The health effects of asbestos exposure for wildlife are largely the same as in humans. According to a number of studies, asbestos fibres can have the same negative health effects on animals, these being:
- Respiratory issues
- Mesothelioma/lung cancer
- Weight loss
One study from the Brigham and Women’s Hospital reviewed the cases of six dogs that were diagnosed with malignant mesothelioma and found evidence of asbestos in three of the dogs. Normally wildlife is exposed to asbestos via the dumping or disposal of asbestos, or from repeated exposure from living near construction workshops or industrial sites that used asbestos materials.
Solutions to environmental asbestos exposure
To limit exposure and the releasing of harmful asbestos fibres into the environment, it’s important to first identify materials that contain asbestos. Unless a material is labelled it can be difficult to tell if it contains asbestos. Trained and accredited asbestos professionals should inspect any buildings or materials that are suspected to contain asbestos.
Asbestos-containing materials that have not been damaged or disturbed pose little to no health risk, as material that is in good condition will not release any fibres.
There are a number of things anyone can do to reduce the risk of environmental asbestos exposure, including:
- Wetting the ground before gardening or outdoor activities
- Driving slowly on unpaved roads
- Supporting regulation to reduce construction dust levels
- Using asbestos-free landscaping materials or soil
- Staying on paved trails where asbestos may be present
Although asbestos is normally only discussed in the context of how it can affect humans, it’s important to remember that asbestos is a threat to more than just people. Because of human asbestos use, asbestos fibres are widely dispersed in the environment and are having a negative impact on it. Air, water and soil pollution are all areas of concern when it comes to asbestos in the environment, even though it is a naturally occurring material.
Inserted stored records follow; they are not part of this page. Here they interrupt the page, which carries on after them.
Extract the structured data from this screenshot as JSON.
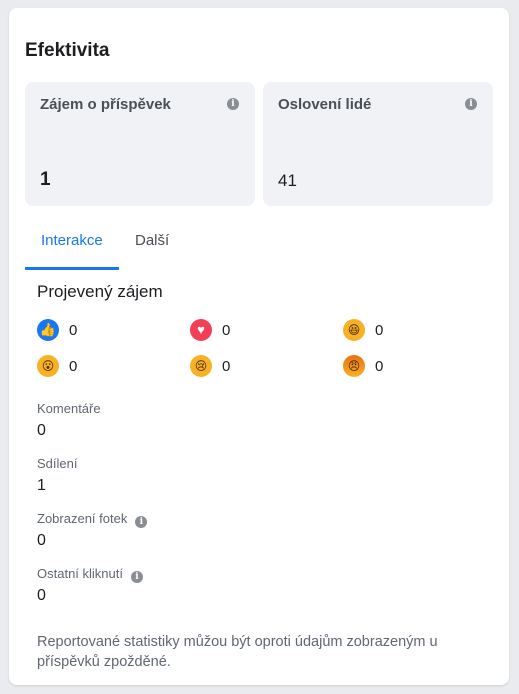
{
  "title": "Efektivita",
  "stats": [
    {
      "label": "Zájem o příspěvek",
      "value": "1"
    },
    {
      "label": "Oslovení lidé",
      "value": "41"
    }
  ],
  "info_glyph": "i",
  "tabs": [
    {
      "label": "Interakce"
    },
    {
      "label": "Další"
    }
  ],
  "section_title": "Projevený zájem",
  "reactions": [
    {
      "icon": "like-icon",
      "glyph": "👍",
      "count": "0"
    },
    {
      "icon": "love-icon",
      "glyph": "♥",
      "count": "0"
    },
    {
      "icon": "haha-icon",
      "glyph": "😆",
      "count": "0"
    },
    {
      "icon": "wow-icon",
      "glyph": "😮",
      "count": "0"
    },
    {
      "icon": "sad-icon",
      "glyph": "😢",
      "count": "0"
    },
    {
      "icon": "angry-icon",
      "glyph": "😠",
      "count": "0"
    }
  ],
  "metrics": [
    {
      "label": "Komentáře",
      "value": "0"
    },
    {
      "label": "Sdílení",
      "value": "1"
    },
    {
      "label": "Zobrazení fotek",
      "value": "0"
    },
    {
      "label": "Ostatní kliknutí",
      "value": "0"
    }
  ],
  "footnote": "Reportované statistiky můžou být oproti údajům zobrazeným u příspěvků zpožděné.",
  "colors": {
    "accent": "#1877f2",
    "tile_bg": "#f0f2f5"
  }
}
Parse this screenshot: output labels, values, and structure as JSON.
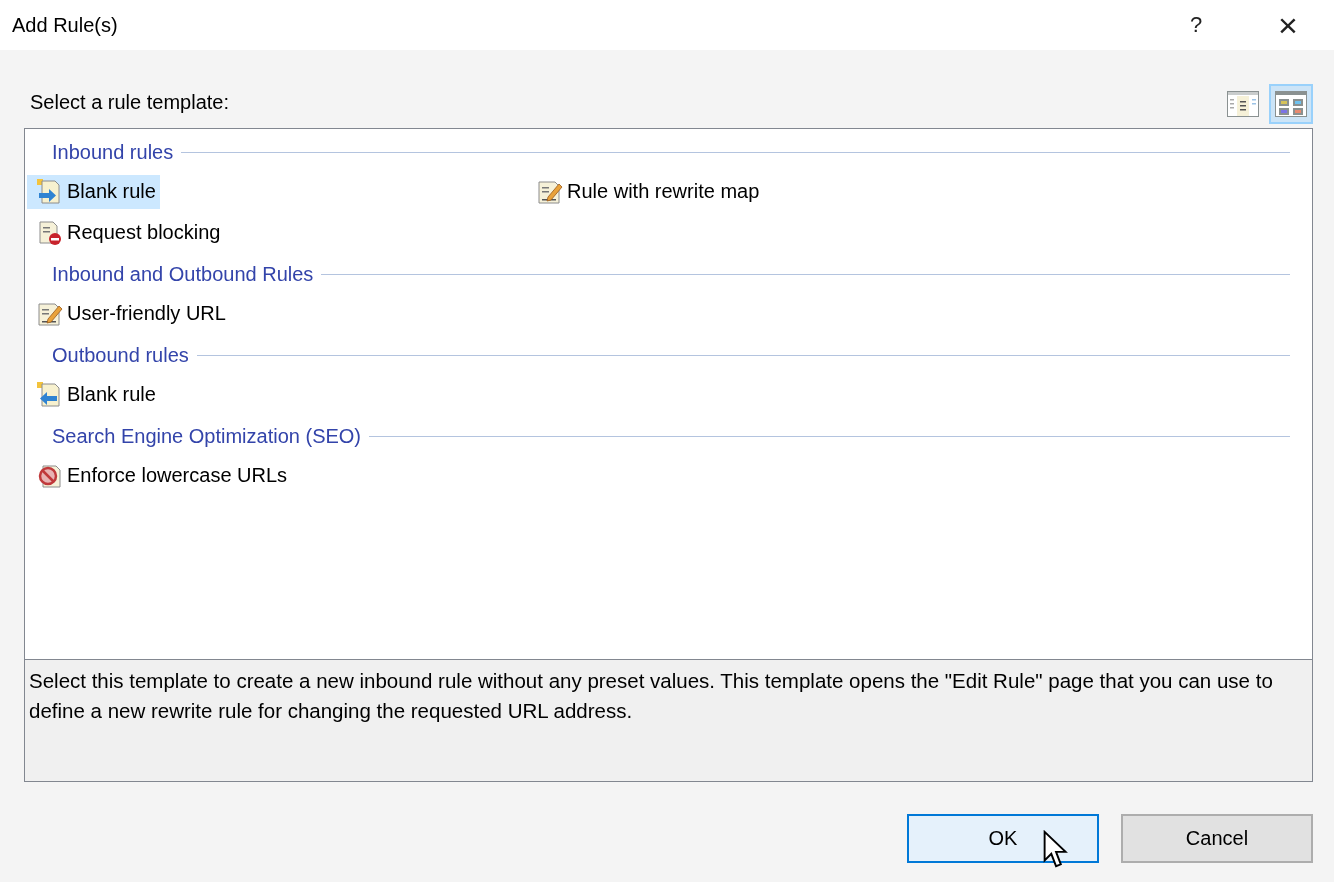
{
  "window": {
    "title": "Add Rule(s)",
    "help": "?",
    "close": "×"
  },
  "prompt": "Select a rule template:",
  "views": [
    {
      "kind": "details",
      "selected": false
    },
    {
      "kind": "tiles",
      "selected": true
    }
  ],
  "groups": [
    {
      "title": "Inbound rules",
      "items": [
        {
          "kind": "inbound-blank",
          "label": "Blank rule",
          "selected": true
        },
        {
          "kind": "rewrite",
          "label": "Rule with rewrite map",
          "selected": false
        },
        {
          "kind": "blocking",
          "label": "Request blocking",
          "selected": false
        }
      ]
    },
    {
      "title": "Inbound and Outbound Rules",
      "items": [
        {
          "kind": "rewrite",
          "label": "User-friendly URL",
          "selected": false
        }
      ]
    },
    {
      "title": "Outbound rules",
      "items": [
        {
          "kind": "outbound-blank",
          "label": "Blank rule",
          "selected": false
        }
      ]
    },
    {
      "title": "Search Engine Optimization (SEO)",
      "items": [
        {
          "kind": "lowercase",
          "label": "Enforce lowercase URLs",
          "selected": false
        }
      ]
    }
  ],
  "description": "Select this template to create a new inbound rule without any preset values. This template opens the \"Edit Rule\" page that you can use to define a new rewrite rule for changing the requested URL address.",
  "buttons": [
    {
      "label": "OK",
      "focused": true
    },
    {
      "label": "Cancel",
      "focused": false
    }
  ]
}
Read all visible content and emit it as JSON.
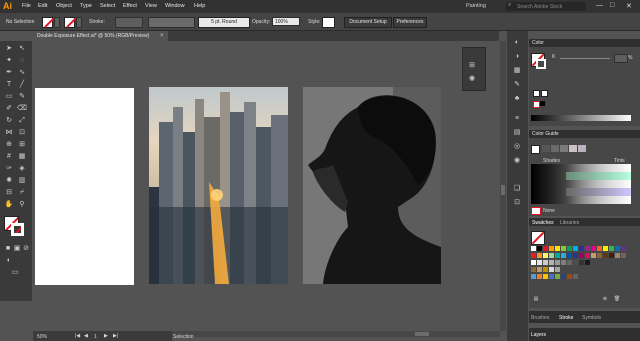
{
  "app": {
    "logo": "Ai",
    "workspace": "Painting",
    "search_placeholder": "Search Adobe Stock"
  },
  "menu": [
    "File",
    "Edit",
    "Object",
    "Type",
    "Select",
    "Effect",
    "View",
    "Window",
    "Help"
  ],
  "window_controls": {
    "minimize": "—",
    "maximize": "□",
    "close": "✕"
  },
  "control": {
    "selection": "No Selection",
    "stroke_label": "Stroke:",
    "brush": "5 pt. Round",
    "opacity_label": "Opacity:",
    "opacity_value": "100%",
    "style_label": "Style:",
    "document_setup": "Document Setup",
    "preferences": "Preferences"
  },
  "document": {
    "tab_title": "Double Exposure Effect.ai* @ 50% (RGB/Preview)",
    "close": "×"
  },
  "status": {
    "zoom": "50%",
    "page": "1",
    "tool": "Selection"
  },
  "panels": {
    "color": "Color",
    "color_k": "K",
    "color_pct": "%",
    "color_guide": "Color Guide",
    "shades": "Shades",
    "tints": "Tints",
    "none": "None",
    "swatches": "Swatches",
    "libraries": "Libraries",
    "brushes": "Brushes",
    "stroke": "Stroke",
    "symbols": "Symbols",
    "layers": "Layers"
  },
  "colors": {
    "ui_dark": "#323232",
    "panel_bg": "#535353",
    "accent_red": "#e3161f",
    "logo_orange": "#ff9a00"
  },
  "icons": [
    "selection-tool-icon",
    "direct-selection-tool-icon",
    "pen-tool-icon",
    "type-tool-icon",
    "rectangle-tool-icon",
    "brush-tool-icon",
    "zoom-tool-icon",
    "hand-tool-icon"
  ]
}
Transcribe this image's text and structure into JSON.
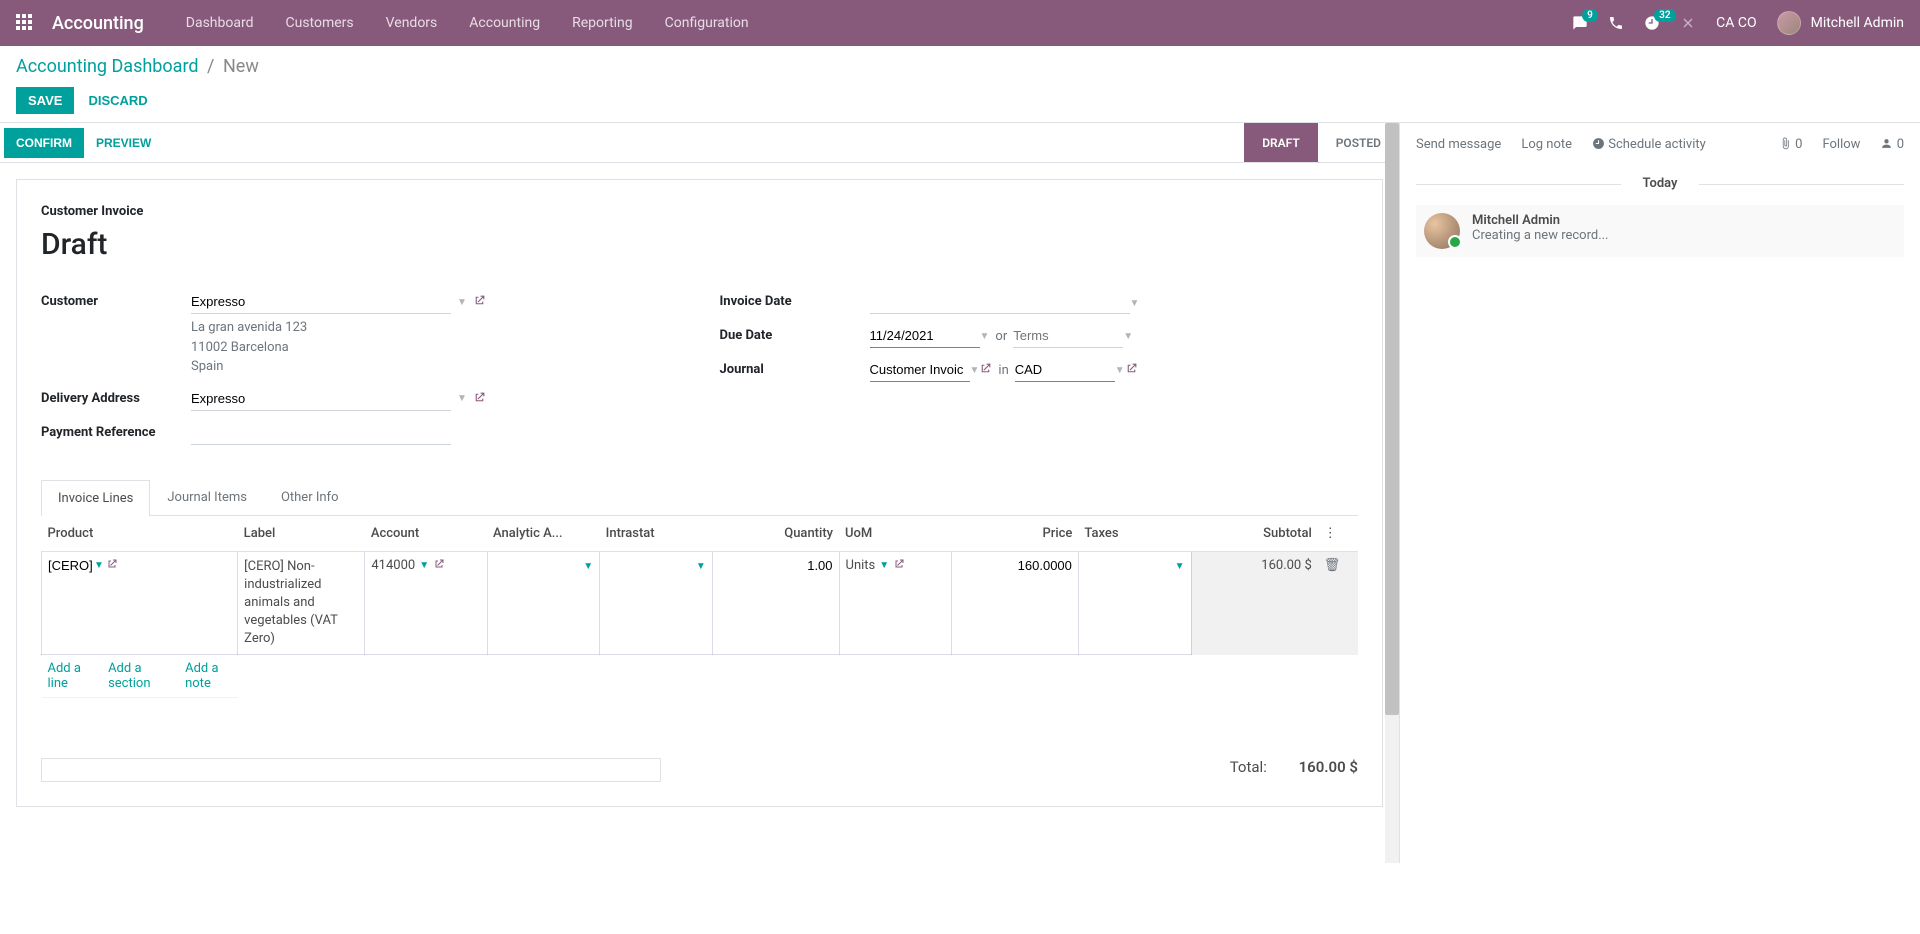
{
  "topbar": {
    "brand": "Accounting",
    "nav": [
      "Dashboard",
      "Customers",
      "Vendors",
      "Accounting",
      "Reporting",
      "Configuration"
    ],
    "msg_badge": "9",
    "activity_badge": "32",
    "company": "CA CO",
    "user": "Mitchell Admin"
  },
  "breadcrumb": {
    "root": "Accounting Dashboard",
    "current": "New"
  },
  "buttons": {
    "save": "SAVE",
    "discard": "DISCARD",
    "confirm": "CONFIRM",
    "preview": "PREVIEW"
  },
  "stages": {
    "draft": "DRAFT",
    "posted": "POSTED"
  },
  "form": {
    "doc_type": "Customer Invoice",
    "title": "Draft",
    "customer_label": "Customer",
    "customer": "Expresso",
    "address": {
      "street": "La gran avenida 123",
      "city": "11002 Barcelona",
      "country": "Spain"
    },
    "delivery_label": "Delivery Address",
    "delivery": "Expresso",
    "payment_ref_label": "Payment Reference",
    "invoice_date_label": "Invoice Date",
    "due_date_label": "Due Date",
    "due_date": "11/24/2021",
    "or": "or",
    "terms_placeholder": "Terms",
    "journal_label": "Journal",
    "journal": "Customer Invoic",
    "in": "in",
    "currency": "CAD"
  },
  "tabs": {
    "lines": "Invoice Lines",
    "items": "Journal Items",
    "other": "Other Info"
  },
  "table": {
    "headers": {
      "product": "Product",
      "label": "Label",
      "account": "Account",
      "analytic": "Analytic A...",
      "intrastat": "Intrastat",
      "quantity": "Quantity",
      "uom": "UoM",
      "price": "Price",
      "taxes": "Taxes",
      "subtotal": "Subtotal"
    },
    "row": {
      "product": "[CERO] N",
      "label": "[CERO] Non-industrialized animals and vegetables (VAT Zero)",
      "account": "414000",
      "quantity": "1.00",
      "uom": "Units",
      "price": "160.0000",
      "subtotal": "160.00 $"
    },
    "add_line": "Add a line",
    "add_section": "Add a section",
    "add_note": "Add a note"
  },
  "totals": {
    "label": "Total:",
    "value": "160.00 $"
  },
  "chatter": {
    "send": "Send message",
    "log": "Log note",
    "schedule": "Schedule activity",
    "attach_count": "0",
    "follow": "Follow",
    "follower_count": "0",
    "today": "Today",
    "msg_name": "Mitchell Admin",
    "msg_text": "Creating a new record..."
  }
}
If you or someone you know has been exposed or possibly exposed to asbestos, Asbestos.com’s exposure guide can help you with the next steps you should take.